Another area of citizen participation which remained unexplored over the years is the role of non-state actors such as CSOs in promoting participation in environmental decision-making. Most literature on citizen participation has made a compelling case for a government-led citizen participatory mechanism. However, evidence suggests that self-mobilising citizen initiatives, particularly those sanctioned through private initiatives would produce a better outcome than those formally initiated by governments because the private sector can mobilise resources purposely for such activities, whilst citizens may also be willing to participate with the hope that their views can be included in the final outcomes.
Although there is no evidence that citizen participation has led to better environmental decision-making, there is indicative evidence that points to the potential for citizen participatory mechanisms to influence environmental decision-making. Such evidence is drawn from cases in countries with varying governance and democratic legitimacy. For example, evidence shows that the use of referenda as a participatory tool could elicit citizen participation on specific environmental issues such as the siting of a waste processing plant in Sardinia island in Italy. Similarly, evidence from Ecuador shows that participatory initiatives such as a relationship-based approach derive from social values such as sincerity, affection, clarity, routine, and outcomes can promote ‘trust’ in community members to encourage effective public participation in environmental decision-making. In South Africa, strong evidence points to the potential for initiatives such as participatory theatres (PT) to generate knowledge sharing and promote environmental decision-making in coastal communities. There are other initiatives such as the participatory budgetary (PB) methods, which have not been used to elicit decision-making on environmental issues but are widely considered useful participatory initiatives in decision-making, although evidence shows a good number of them would work better in a more developed decentralised democracy.

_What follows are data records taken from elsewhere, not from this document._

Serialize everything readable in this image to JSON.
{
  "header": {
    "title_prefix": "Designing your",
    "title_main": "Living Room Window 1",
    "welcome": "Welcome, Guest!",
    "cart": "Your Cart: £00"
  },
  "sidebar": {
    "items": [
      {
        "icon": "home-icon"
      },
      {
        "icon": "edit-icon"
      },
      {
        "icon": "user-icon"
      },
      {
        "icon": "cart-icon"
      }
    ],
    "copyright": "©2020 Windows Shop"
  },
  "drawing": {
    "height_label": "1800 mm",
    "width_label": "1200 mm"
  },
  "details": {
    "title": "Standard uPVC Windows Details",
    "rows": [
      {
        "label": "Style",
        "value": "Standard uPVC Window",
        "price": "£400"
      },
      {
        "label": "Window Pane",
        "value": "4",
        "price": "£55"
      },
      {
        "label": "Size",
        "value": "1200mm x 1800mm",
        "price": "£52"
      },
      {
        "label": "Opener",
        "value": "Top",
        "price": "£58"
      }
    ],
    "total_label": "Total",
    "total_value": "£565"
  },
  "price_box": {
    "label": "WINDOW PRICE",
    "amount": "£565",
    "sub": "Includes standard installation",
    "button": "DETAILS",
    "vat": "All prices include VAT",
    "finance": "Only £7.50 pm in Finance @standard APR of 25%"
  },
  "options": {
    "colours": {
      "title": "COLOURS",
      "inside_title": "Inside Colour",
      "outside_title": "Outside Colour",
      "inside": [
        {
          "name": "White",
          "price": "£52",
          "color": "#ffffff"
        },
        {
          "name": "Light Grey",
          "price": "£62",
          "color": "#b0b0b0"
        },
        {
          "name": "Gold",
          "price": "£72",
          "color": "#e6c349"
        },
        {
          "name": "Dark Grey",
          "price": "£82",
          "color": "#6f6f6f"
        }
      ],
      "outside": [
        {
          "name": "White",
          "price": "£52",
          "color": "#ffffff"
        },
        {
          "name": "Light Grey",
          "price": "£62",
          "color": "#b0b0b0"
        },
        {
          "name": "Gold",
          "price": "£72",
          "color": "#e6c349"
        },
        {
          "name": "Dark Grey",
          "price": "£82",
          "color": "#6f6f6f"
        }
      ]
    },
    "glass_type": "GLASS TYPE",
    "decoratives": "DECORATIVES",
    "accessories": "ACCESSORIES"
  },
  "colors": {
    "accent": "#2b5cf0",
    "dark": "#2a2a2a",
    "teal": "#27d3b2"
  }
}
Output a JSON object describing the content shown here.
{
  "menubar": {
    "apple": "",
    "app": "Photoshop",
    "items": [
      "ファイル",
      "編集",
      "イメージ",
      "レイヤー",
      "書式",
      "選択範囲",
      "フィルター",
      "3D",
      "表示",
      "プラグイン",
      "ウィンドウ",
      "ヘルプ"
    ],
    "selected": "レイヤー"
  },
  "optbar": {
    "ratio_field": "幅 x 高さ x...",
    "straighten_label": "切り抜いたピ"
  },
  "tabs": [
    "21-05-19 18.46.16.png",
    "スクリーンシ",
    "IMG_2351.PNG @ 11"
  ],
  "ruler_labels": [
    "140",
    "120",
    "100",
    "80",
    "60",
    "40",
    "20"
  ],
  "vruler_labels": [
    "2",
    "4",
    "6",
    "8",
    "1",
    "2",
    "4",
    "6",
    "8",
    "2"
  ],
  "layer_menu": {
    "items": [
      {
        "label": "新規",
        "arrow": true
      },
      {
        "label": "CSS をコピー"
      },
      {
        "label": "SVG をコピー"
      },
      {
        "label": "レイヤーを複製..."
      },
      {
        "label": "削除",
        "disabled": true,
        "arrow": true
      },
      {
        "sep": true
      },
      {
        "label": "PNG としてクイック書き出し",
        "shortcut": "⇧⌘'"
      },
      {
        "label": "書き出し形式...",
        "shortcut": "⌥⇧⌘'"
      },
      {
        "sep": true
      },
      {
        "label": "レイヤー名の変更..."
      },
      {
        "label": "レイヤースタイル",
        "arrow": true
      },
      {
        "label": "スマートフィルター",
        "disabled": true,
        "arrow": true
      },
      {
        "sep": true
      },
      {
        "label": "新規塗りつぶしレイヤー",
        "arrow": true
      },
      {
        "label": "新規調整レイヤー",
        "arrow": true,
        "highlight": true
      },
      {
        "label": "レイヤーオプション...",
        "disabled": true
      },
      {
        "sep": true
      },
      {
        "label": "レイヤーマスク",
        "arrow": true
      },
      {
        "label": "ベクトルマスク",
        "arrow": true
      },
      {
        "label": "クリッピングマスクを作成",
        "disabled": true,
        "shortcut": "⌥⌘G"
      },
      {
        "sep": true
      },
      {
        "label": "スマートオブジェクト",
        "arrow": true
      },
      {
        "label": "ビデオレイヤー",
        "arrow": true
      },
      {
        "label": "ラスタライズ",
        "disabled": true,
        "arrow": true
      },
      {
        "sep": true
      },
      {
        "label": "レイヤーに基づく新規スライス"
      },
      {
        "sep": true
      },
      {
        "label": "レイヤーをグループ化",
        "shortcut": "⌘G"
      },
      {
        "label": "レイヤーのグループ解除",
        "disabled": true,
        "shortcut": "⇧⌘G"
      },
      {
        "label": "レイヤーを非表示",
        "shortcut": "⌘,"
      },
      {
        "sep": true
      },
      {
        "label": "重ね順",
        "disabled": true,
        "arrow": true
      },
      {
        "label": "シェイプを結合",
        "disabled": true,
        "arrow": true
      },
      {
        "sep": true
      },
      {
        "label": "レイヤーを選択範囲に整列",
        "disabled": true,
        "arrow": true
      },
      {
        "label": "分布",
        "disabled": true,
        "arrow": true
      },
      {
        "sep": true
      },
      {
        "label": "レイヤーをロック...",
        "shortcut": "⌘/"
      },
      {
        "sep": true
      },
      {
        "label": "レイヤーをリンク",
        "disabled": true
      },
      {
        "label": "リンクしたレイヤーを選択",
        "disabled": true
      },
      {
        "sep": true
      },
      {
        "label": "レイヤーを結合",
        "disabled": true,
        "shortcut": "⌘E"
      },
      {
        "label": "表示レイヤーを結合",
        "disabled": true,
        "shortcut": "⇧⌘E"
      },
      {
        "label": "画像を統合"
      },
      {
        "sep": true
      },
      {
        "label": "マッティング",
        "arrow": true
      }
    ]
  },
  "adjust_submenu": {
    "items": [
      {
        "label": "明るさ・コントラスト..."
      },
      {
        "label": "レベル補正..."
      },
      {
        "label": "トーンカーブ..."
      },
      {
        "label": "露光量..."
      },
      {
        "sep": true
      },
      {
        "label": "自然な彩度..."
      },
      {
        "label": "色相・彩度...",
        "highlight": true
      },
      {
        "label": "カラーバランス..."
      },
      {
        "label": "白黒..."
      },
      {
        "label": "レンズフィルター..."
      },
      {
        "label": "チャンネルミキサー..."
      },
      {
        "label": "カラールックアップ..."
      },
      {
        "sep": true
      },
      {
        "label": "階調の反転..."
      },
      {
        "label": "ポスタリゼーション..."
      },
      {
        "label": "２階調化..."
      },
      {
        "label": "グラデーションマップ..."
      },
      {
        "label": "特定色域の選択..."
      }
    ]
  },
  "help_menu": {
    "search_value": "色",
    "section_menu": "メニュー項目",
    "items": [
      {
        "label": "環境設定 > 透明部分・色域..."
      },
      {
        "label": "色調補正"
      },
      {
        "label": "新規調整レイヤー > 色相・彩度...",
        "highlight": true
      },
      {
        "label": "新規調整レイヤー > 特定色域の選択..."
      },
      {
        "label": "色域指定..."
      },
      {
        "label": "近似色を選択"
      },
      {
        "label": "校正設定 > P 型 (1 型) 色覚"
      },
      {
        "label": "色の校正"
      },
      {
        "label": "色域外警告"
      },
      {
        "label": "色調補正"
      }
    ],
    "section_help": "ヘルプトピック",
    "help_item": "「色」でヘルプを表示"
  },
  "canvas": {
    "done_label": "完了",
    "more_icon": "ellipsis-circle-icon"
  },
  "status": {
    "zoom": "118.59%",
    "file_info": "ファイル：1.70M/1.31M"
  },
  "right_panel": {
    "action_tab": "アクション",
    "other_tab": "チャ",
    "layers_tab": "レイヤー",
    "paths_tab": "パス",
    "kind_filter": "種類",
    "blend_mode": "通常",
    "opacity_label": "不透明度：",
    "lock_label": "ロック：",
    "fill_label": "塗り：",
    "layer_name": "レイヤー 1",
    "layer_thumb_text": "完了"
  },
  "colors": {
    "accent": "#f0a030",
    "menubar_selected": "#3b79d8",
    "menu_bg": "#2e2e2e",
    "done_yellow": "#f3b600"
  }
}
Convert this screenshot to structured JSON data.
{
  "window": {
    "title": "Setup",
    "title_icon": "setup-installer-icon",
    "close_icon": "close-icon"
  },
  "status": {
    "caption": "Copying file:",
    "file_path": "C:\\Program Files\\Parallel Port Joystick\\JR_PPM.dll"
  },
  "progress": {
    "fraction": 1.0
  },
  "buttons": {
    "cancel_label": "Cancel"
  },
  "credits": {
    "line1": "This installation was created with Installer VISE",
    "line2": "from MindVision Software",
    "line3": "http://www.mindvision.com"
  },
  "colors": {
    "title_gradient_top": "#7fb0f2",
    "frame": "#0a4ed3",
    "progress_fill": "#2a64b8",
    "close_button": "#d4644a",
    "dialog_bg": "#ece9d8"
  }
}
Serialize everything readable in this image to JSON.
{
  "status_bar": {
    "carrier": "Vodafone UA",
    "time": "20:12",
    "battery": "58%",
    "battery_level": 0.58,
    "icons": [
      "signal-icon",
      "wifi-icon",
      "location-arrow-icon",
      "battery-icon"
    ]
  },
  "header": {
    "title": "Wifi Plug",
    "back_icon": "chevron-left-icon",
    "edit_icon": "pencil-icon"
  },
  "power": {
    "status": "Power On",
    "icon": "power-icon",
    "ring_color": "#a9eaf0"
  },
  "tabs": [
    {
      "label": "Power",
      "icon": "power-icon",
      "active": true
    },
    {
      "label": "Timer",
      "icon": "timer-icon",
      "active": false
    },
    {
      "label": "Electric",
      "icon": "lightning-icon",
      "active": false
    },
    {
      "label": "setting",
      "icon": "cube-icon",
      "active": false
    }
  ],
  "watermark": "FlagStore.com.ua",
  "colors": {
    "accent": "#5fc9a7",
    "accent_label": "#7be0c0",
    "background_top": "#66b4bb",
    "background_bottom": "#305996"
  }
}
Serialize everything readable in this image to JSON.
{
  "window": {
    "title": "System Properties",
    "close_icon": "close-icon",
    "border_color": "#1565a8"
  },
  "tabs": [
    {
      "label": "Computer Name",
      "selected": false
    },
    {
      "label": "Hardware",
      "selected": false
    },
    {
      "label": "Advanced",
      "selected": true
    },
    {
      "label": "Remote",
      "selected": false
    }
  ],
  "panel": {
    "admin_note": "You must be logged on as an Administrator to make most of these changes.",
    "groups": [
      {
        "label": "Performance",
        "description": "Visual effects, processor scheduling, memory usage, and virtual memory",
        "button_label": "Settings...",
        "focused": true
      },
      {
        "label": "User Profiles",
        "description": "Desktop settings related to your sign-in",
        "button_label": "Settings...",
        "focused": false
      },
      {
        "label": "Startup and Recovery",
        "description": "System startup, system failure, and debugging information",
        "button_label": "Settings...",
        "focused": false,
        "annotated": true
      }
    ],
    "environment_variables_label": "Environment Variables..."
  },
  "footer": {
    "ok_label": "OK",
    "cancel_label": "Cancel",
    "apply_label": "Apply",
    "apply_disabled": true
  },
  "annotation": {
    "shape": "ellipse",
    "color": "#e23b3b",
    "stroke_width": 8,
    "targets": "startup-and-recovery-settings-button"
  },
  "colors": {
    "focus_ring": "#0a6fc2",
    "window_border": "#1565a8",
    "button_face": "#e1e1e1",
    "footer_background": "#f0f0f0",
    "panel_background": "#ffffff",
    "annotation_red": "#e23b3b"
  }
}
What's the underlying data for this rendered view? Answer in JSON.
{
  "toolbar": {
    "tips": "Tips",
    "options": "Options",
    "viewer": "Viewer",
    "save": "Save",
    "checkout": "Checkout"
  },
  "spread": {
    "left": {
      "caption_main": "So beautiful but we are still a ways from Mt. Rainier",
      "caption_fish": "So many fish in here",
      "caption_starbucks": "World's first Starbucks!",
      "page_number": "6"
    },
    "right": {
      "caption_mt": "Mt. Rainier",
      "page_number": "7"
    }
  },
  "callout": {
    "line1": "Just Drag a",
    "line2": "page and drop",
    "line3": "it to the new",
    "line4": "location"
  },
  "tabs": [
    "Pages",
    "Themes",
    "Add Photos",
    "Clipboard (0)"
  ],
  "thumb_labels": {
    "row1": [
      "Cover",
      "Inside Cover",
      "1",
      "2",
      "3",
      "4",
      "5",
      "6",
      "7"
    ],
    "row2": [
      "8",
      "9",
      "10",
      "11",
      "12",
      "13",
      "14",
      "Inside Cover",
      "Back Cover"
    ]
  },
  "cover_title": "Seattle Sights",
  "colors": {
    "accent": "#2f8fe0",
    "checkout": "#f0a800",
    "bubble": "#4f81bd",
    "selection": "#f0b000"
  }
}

There are three implications for this research. Firstly, the theoretical implication will assist to broaden the academic debate on the strengths, weaknesses, and potential for participatory initiatives in decision-making globally. Secondly, the practical implication is that the research will inform policymaking in environmental decision-making in the three ASGM communities.
It is expected that such decision-making channels can be replicated to address wider environmental challenges such as flooding and marine pollution. The third and final implication is that the recommendations and the outcome of the research could have the potential to enhance domestic legislation relating to the environment.